*** Opening of Input records ***

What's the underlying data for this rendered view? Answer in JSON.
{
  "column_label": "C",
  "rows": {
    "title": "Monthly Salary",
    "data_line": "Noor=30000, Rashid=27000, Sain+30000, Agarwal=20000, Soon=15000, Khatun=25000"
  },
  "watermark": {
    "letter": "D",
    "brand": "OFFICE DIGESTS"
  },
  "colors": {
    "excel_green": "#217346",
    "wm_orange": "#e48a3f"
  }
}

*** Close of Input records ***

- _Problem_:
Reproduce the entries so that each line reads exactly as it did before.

- _Final answer_:
What's the underlying data for this rendered view? Answer in JSON.
{
  "column_label": "C",
  "rows": {
    "title": "Monthly Salary",
    "data_line": "Noor=30000, Rashid=27000, Sain+30000, Agarwal=20000, Soon=15000, Khatun=25000"
  },
  "watermark": {
    "letter": "D",
    "brand": "OFFICE DIGESTS"
  },
  "colors": {
    "excel_green": "#217346",
    "wm_orange": "#e48a3f"
  }
}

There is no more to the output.